With cancellation of the SOS, "it leaves that hole that will have to be picked up by police. We just don't have the resources, we don't have the training to deal with it," Soltys added.

The officer estimated it only takes 15 minutes to attend a call for service when the SOS program is involved, but it can take upwards of 50 minutes to bring someone suspected of intoxication to a police cell, and between two and four hours for an officer to bring someone to hospital for medical care.

SOS program made thousands of transports

Data collected by Shelter House over the past year and a half doesn't match up to such a significant diversion of calls as indicated by police, but it does show the link between the SOS program and first responders.

From January to May 2022, police and paramedics referred a total of 70 calls to SOS — calls that those services didn't need to respond to, and were able to move on to more urgent issues.

In all of 2021, the police and EMS made 142 referrals to SOS.

During those 17 months, the SOS program made a total of 3,144 transports. Many involved bringing people from one shelter to another — for example, if beds were full in a shelter on the city's north side, but available on the south side — or bringing people to and from hospital, according to Bonnie Krysowaty, who collected the data for Shelter House.

Superior North EMS chief Wayne Gates says he hopes to see Shelter House's SOS program get back on the road to help take pressure off city paramedics and police. (Twitter)

Wayne Gates, chief of Superior North EMS, said the SOS program took pressure off paramedics, who are in Code Black — where there are no free ambulances, available to answer a call for service — on a daily basis in Thunder Bay.

"We are an extremely busy service here, and unfortunately between the staff and challenges with our health resources both here and with the hospital, it puts pressure on us," Gates said.

"It was a key program in our community to help these underserviced individuals out there, so I hope this program can come back in some form."

Agencies working to restore service

Work is underway in an effort to get outreach services back up and running, according to Shelter House's executive director, Cal Rankin.

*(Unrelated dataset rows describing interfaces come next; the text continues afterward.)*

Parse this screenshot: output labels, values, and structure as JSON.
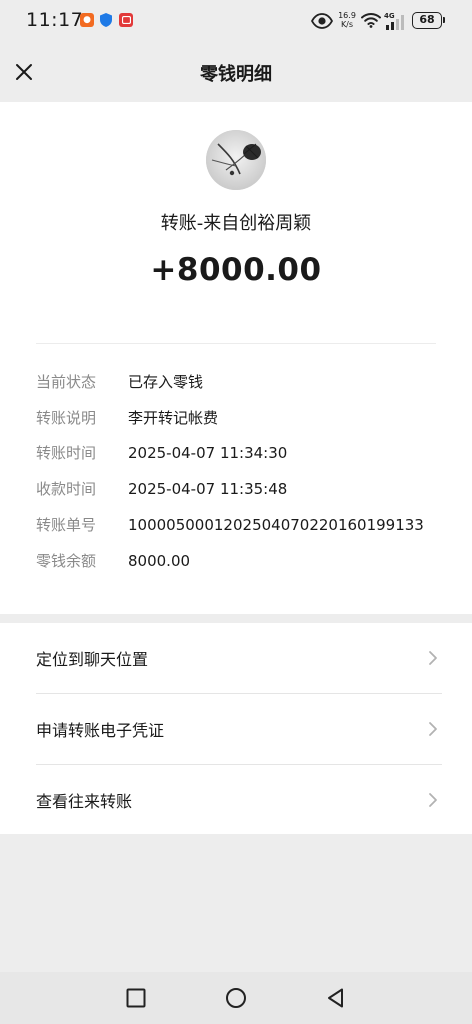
{
  "status_bar": {
    "time": "11:17",
    "net_speed_value": "16.9",
    "net_speed_unit": "K/s",
    "network_type": "4G",
    "battery": "68"
  },
  "header": {
    "title": "零钱明细"
  },
  "transfer": {
    "sender_line": "转账-来自创裕周颖",
    "amount": "+8000.00"
  },
  "details": [
    {
      "label": "当前状态",
      "value": "已存入零钱"
    },
    {
      "label": "转账说明",
      "value": "李开转记帐费"
    },
    {
      "label": "转账时间",
      "value": "2025-04-07 11:34:30"
    },
    {
      "label": "收款时间",
      "value": "2025-04-07 11:35:48"
    },
    {
      "label": "转账单号",
      "value": "1000050001202504070220160199133"
    },
    {
      "label": "零钱余额",
      "value": "8000.00"
    }
  ],
  "actions": [
    {
      "label": "定位到聊天位置",
      "icon": "chevron-right-icon"
    },
    {
      "label": "申请转账电子凭证",
      "icon": "chevron-right-icon"
    },
    {
      "label": "查看往来转账",
      "icon": "chevron-right-icon"
    }
  ],
  "icons": {
    "close": "close-icon",
    "eye": "eye-icon",
    "wifi": "wifi-icon",
    "signal": "signal-icon",
    "nav_recent": "square-icon",
    "nav_home": "circle-icon",
    "nav_back": "triangle-back-icon"
  },
  "colors": {
    "page_background": "#ededed",
    "card_background": "#ffffff",
    "label_gray": "#8a8a8a",
    "text_dark": "#1a1a1a"
  }
}
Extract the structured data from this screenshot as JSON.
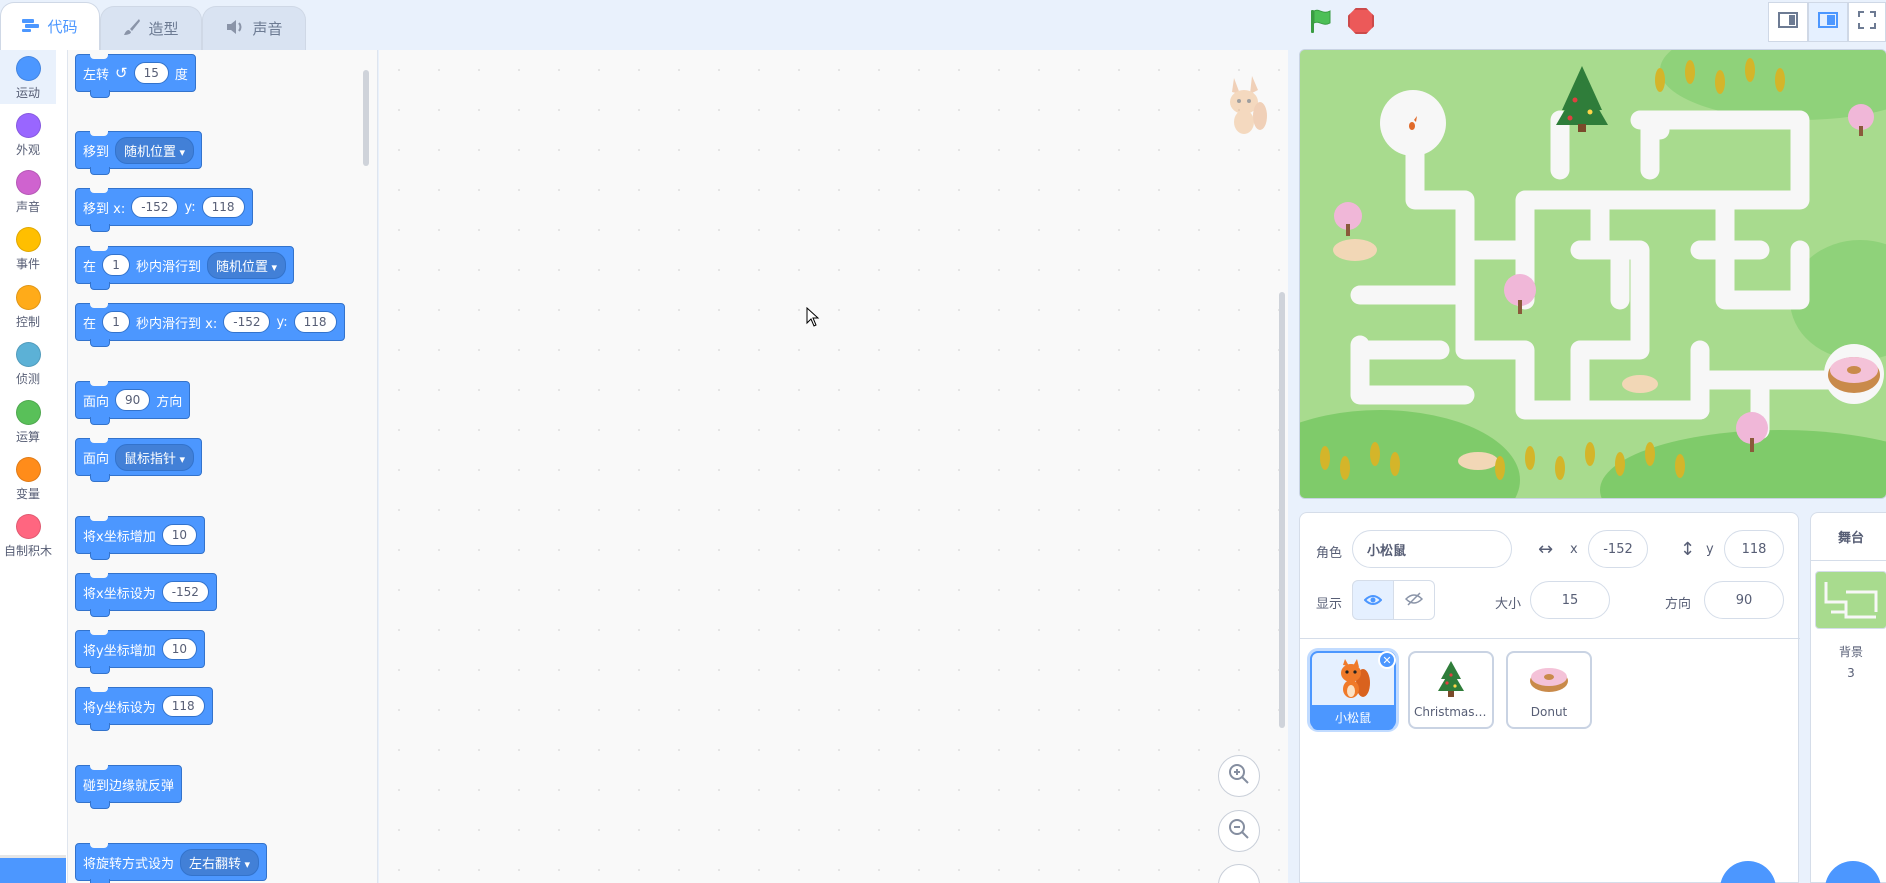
{
  "tabs": [
    {
      "label": "代码",
      "icon": "code-icon"
    },
    {
      "label": "造型",
      "icon": "brush-icon"
    },
    {
      "label": "声音",
      "icon": "speaker-icon"
    }
  ],
  "categories": [
    {
      "label": "运动",
      "color": "#4c97ff"
    },
    {
      "label": "外观",
      "color": "#9966ff"
    },
    {
      "label": "声音",
      "color": "#cf63cf"
    },
    {
      "label": "事件",
      "color": "#ffbf00"
    },
    {
      "label": "控制",
      "color": "#ffab19"
    },
    {
      "label": "侦测",
      "color": "#5cb1d6"
    },
    {
      "label": "运算",
      "color": "#59c059"
    },
    {
      "label": "变量",
      "color": "#ff8c1a"
    },
    {
      "label": "自制积木",
      "color": "#ff6680"
    }
  ],
  "blocks": {
    "turn_left": {
      "text": "左转",
      "value": "15",
      "unit": "度"
    },
    "goto": {
      "text": "移到",
      "option": "随机位置"
    },
    "goto_xy": {
      "text": "移到 x:",
      "x": "-152",
      "y_label": "y:",
      "y": "118"
    },
    "glide": {
      "pre": "在",
      "secs": "1",
      "mid": "秒内滑行到",
      "option": "随机位置"
    },
    "glide_xy": {
      "pre": "在",
      "secs": "1",
      "mid": "秒内滑行到 x:",
      "x": "-152",
      "y_label": "y:",
      "y": "118"
    },
    "point_dir": {
      "text": "面向",
      "value": "90",
      "unit": "方向"
    },
    "point_towards": {
      "text": "面向",
      "option": "鼠标指针"
    },
    "change_x": {
      "text": "将x坐标增加",
      "value": "10"
    },
    "set_x": {
      "text": "将x坐标设为",
      "value": "-152"
    },
    "change_y": {
      "text": "将y坐标增加",
      "value": "10"
    },
    "set_y": {
      "text": "将y坐标设为",
      "value": "118"
    },
    "bounce": {
      "text": "碰到边缘就反弹"
    },
    "rot_style": {
      "text": "将旋转方式设为",
      "option": "左右翻转"
    }
  },
  "sprite_info": {
    "sprite_label": "角色",
    "sprite_name": "小松鼠",
    "x_label": "x",
    "x": "-152",
    "y_label": "y",
    "y": "118",
    "show_label": "显示",
    "size_label": "大小",
    "size": "15",
    "direction_label": "方向",
    "direction": "90"
  },
  "sprites": [
    {
      "name": "小松鼠",
      "selected": true
    },
    {
      "name": "Christmas ...",
      "selected": false
    },
    {
      "name": "Donut",
      "selected": false
    }
  ],
  "stage_pane": {
    "title": "舞台",
    "backdrop_label": "背景",
    "backdrop_count": "3"
  },
  "colors": {
    "accent": "#4c97ff",
    "motion": "#4c97ff",
    "stop": "#ec5959",
    "flag": "#4cbf56"
  }
}
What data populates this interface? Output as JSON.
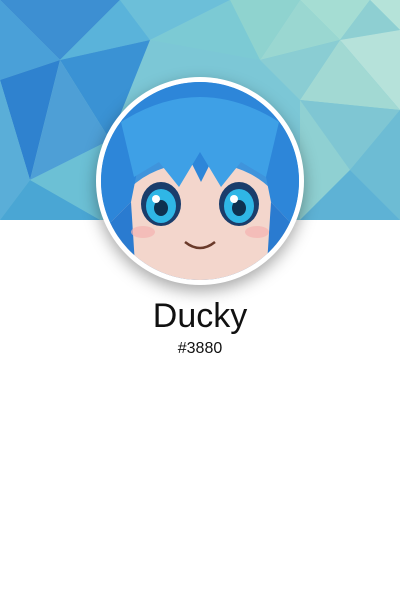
{
  "profile": {
    "username": "Ducky",
    "discriminator": "#3880"
  },
  "avatar": {
    "icon": "anime-character-avatar"
  },
  "colors": {
    "banner_light": "#8fd0cf",
    "banner_mid": "#4fb0d8",
    "banner_dark": "#2a7fd0",
    "background": "#ffffff",
    "text": "#111111"
  }
}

"People are somewhat angry that [SOS] has been cancelled, and I think the reality is settling in that people may be at risk if the service doesn't continue in some way."

He said Shelter House, NorWest Community Health Centres and harm reduction agency Elevate NWO are in conversations to see if they could partner to resurrect some kind of service that fills the role of SOS and the care bus.

Both of those programs were supported by a mix of provincial and federal funding distributed by the Thunder Bay District Social Services Administration Board, the Lakehead Social Planning Council and the Thunder Bay Indigenous Friendship Centre, and through fundraising efforts.

Many of the funds from those agencies have already been spent on other important initiatives, like transitional housing.

LISTEN | Cal Rankin describes why SOS program had to close

Shelter House Thunder Bay says it no longer has the funding, or staff, needed to keep its SOS program on the road. Hear from their executive director.

Even if the money was magically found tomorrow to operate some form of outreach and transportation service, Rankin said the program will need sustainable funding and staff.

"Some of the talks have been about maybe sharing staff, which might make it easier to do, but I think everybody's in the same predicament as the shelter in terms of hiring," he said.

"It's a tough labour market, and our wages aren't the highest, so people tend to leave here to go elsewhere … there's a need to have a decent wage so people can make an honest living."

Community and funding agencies are racing against the weather, as Thunder Bay wakes up to frostier temperatures every morning.


Logan Turner


Logan Turner has been working as a journalist for CBC News, based in Thunder Bay, since graduating from journalism school at UBC in 2020. Born and raised along the north shore of Lake Superior in Robinson-Superior Treaty Territory, Logan covers a range of stories focused on health, justice, Indigenous communities, racism and the environment. You can reach him at